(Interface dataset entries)
--- --- ---

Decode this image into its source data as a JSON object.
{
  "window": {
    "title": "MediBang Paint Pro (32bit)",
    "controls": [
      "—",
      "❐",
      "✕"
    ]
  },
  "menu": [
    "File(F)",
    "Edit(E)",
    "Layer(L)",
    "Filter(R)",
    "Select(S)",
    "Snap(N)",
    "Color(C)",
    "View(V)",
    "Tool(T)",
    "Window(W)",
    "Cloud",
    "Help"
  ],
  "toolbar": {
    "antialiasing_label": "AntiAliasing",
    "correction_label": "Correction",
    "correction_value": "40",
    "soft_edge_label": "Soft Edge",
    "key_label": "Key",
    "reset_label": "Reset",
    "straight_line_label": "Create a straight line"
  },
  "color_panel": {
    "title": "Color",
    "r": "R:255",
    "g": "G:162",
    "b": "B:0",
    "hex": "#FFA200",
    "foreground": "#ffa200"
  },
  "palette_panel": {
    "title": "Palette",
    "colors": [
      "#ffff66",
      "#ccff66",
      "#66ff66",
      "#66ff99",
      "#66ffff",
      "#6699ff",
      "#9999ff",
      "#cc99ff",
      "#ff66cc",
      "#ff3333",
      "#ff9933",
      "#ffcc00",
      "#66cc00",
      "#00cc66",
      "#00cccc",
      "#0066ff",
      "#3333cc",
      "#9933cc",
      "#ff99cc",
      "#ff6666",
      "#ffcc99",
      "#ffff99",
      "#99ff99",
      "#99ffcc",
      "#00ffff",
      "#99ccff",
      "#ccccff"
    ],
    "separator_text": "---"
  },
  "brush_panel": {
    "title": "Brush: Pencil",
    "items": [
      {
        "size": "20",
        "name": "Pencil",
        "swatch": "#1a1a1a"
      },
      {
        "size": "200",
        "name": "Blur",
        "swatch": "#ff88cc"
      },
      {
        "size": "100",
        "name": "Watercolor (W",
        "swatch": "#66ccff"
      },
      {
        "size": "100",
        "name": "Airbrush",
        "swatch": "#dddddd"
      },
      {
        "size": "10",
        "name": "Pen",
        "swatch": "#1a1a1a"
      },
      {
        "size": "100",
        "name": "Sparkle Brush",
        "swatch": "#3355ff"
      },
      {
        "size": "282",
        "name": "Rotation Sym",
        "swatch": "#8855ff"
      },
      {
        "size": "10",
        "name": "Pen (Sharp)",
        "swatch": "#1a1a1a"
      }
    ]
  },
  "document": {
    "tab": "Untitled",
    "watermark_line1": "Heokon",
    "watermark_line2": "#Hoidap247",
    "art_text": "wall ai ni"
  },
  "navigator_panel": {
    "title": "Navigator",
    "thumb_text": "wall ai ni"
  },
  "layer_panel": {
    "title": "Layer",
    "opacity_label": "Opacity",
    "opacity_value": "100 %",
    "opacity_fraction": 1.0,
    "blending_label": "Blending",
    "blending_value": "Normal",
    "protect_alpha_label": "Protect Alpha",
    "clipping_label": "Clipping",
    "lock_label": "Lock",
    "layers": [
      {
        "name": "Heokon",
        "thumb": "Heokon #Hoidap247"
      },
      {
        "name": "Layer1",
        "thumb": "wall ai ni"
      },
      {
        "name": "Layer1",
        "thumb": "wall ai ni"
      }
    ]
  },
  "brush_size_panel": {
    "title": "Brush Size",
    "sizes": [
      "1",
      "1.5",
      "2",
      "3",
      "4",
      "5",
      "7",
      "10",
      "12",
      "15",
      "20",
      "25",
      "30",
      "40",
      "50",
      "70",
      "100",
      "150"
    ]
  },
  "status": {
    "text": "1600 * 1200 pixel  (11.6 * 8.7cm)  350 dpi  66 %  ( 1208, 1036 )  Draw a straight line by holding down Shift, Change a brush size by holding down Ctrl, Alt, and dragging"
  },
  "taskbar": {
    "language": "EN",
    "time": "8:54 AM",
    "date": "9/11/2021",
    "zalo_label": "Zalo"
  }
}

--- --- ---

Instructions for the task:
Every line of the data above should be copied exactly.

Worked solution:
Decode this image into its source data as a JSON object.
{
  "window": {
    "title": "MediBang Paint Pro (32bit)",
    "controls": [
      "—",
      "❐",
      "✕"
    ]
  },
  "menu": [
    "File(F)",
    "Edit(E)",
    "Layer(L)",
    "Filter(R)",
    "Select(S)",
    "Snap(N)",
    "Color(C)",
    "View(V)",
    "Tool(T)",
    "Window(W)",
    "Cloud",
    "Help"
  ],
  "toolbar": {
    "antialiasing_label": "AntiAliasing",
    "correction_label": "Correction",
    "correction_value": "40",
    "soft_edge_label": "Soft Edge",
    "key_label": "Key",
    "reset_label": "Reset",
    "straight_line_label": "Create a straight line"
  },
  "color_panel": {
    "title": "Color",
    "r": "R:255",
    "g": "G:162",
    "b": "B:0",
    "hex": "#FFA200",
    "foreground": "#ffa200"
  },
  "palette_panel": {
    "title": "Palette",
    "colors": [
      "#ffff66",
      "#ccff66",
      "#66ff66",
      "#66ff99",
      "#66ffff",
      "#6699ff",
      "#9999ff",
      "#cc99ff",
      "#ff66cc",
      "#ff3333",
      "#ff9933",
      "#ffcc00",
      "#66cc00",
      "#00cc66",
      "#00cccc",
      "#0066ff",
      "#3333cc",
      "#9933cc",
      "#ff99cc",
      "#ff6666",
      "#ffcc99",
      "#ffff99",
      "#99ff99",
      "#99ffcc",
      "#00ffff",
      "#99ccff",
      "#ccccff"
    ],
    "separator_text": "---"
  },
  "brush_panel": {
    "title": "Brush: Pencil",
    "items": [
      {
        "size": "20",
        "name": "Pencil",
        "swatch": "#1a1a1a"
      },
      {
        "size": "200",
        "name": "Blur",
        "swatch": "#ff88cc"
      },
      {
        "size": "100",
        "name": "Watercolor (W",
        "swatch": "#66ccff"
      },
      {
        "size": "100",
        "name": "Airbrush",
        "swatch": "#dddddd"
      },
      {
        "size": "10",
        "name": "Pen",
        "swatch": "#1a1a1a"
      },
      {
        "size": "100",
        "name": "Sparkle Brush",
        "swatch": "#3355ff"
      },
      {
        "size": "282",
        "name": "Rotation Sym",
        "swatch": "#8855ff"
      },
      {
        "size": "10",
        "name": "Pen (Sharp)",
        "swatch": "#1a1a1a"
      }
    ]
  },
  "document": {
    "tab": "Untitled",
    "watermark_line1": "Heokon",
    "watermark_line2": "#Hoidap247",
    "art_text": "wall ai ni"
  },
  "navigator_panel": {
    "title": "Navigator",
    "thumb_text": "wall ai ni"
  },
  "layer_panel": {
    "title": "Layer",
    "opacity_label": "Opacity",
    "opacity_value": "100 %",
    "opacity_fraction": 1.0,
    "blending_label": "Blending",
    "blending_value": "Normal",
    "protect_alpha_label": "Protect Alpha",
    "clipping_label": "Clipping",
    "lock_label": "Lock",
    "layers": [
      {
        "name": "Heokon",
        "thumb": "Heokon #Hoidap247"
      },
      {
        "name": "Layer1",
        "thumb": "wall ai ni"
      },
      {
        "name": "Layer1",
        "thumb": "wall ai ni"
      }
    ]
  },
  "brush_size_panel": {
    "title": "Brush Size",
    "sizes": [
      "1",
      "1.5",
      "2",
      "3",
      "4",
      "5",
      "7",
      "10",
      "12",
      "15",
      "20",
      "25",
      "30",
      "40",
      "50",
      "70",
      "100",
      "150"
    ]
  },
  "status": {
    "text": "1600 * 1200 pixel  (11.6 * 8.7cm)  350 dpi  66 %  ( 1208, 1036 )  Draw a straight line by holding down Shift, Change a brush size by holding down Ctrl, Alt, and dragging"
  },
  "taskbar": {
    "language": "EN",
    "time": "8:54 AM",
    "date": "9/11/2021",
    "zalo_label": "Zalo"
  }
}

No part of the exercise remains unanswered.